I am well aware that fourteenth-century Austrian political/diplomatic history is not a very "hot" topic among medievalists working outside Austria, especially those in the English-speaking countries most likely to read this review. Readers may well wonder then why they should care about a collection of articles concerning a group of forgeries about which they may know little, if anything. Leaving aside the fact that medieval Central European history deserves more attention than it has received (there are many excellent source collections that would benefit from more work), the value of this particular volume is twofold. First, it is an outstanding example of how successful a volume of collected articles can be when the contributors all focus on one narrow topic, in this case a single set of forged documents. The reader can gain a wonderfully wide range of insights--scientific, paleographic, diplomatic, political, cultural and memorial--about the art of forgery from this one volume.

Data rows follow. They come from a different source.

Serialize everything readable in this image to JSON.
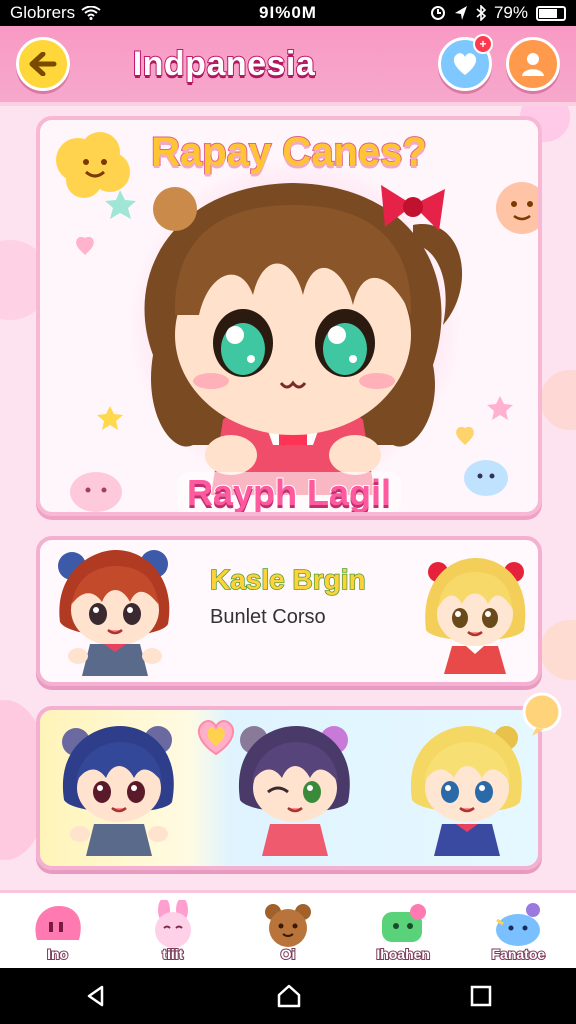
{
  "status_bar": {
    "carrier": "Globrers",
    "time": "9I%0M",
    "battery": "79%",
    "battery_level": 0.79
  },
  "header": {
    "title": "Indpanesia",
    "notification_badge": "+",
    "back_icon": "arrow-left-icon",
    "favorites_icon": "heart-icon",
    "profile_icon": "user-icon"
  },
  "hero": {
    "title": "Rapay Canes?",
    "character_name": "Rayph Lagil"
  },
  "list_card": {
    "title": "Kasle Brgin",
    "subtitle": "Bunlet Corso"
  },
  "bottom_nav": {
    "items": [
      {
        "label": "Ino",
        "icon": "pink-blob-icon"
      },
      {
        "label": "tiiit",
        "icon": "pink-bunny-icon"
      },
      {
        "label": "Oi",
        "icon": "brown-bear-icon"
      },
      {
        "label": "Ihoahen",
        "icon": "green-frog-icon"
      },
      {
        "label": "Fanatoe",
        "icon": "blue-bird-icon"
      }
    ]
  },
  "colors": {
    "header_pink": "#f89ac4",
    "back_yellow": "#ffd73a",
    "heart_blue": "#7ec8ff",
    "user_orange": "#ff9a4d",
    "card_border": "#f4b0d0"
  }
}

Second, though not a well-known subject in the English-speaking world, the "Privilegium maius-Complex" is an important set of documents for understanding how the Habsburgs emerged as one of the preeminent dynasties in European history. The story of how a set of forgeries came to become one of the pillars on which they based their sovereignty over their Austrian territories is a fascinating one that should be of interest to many scholars.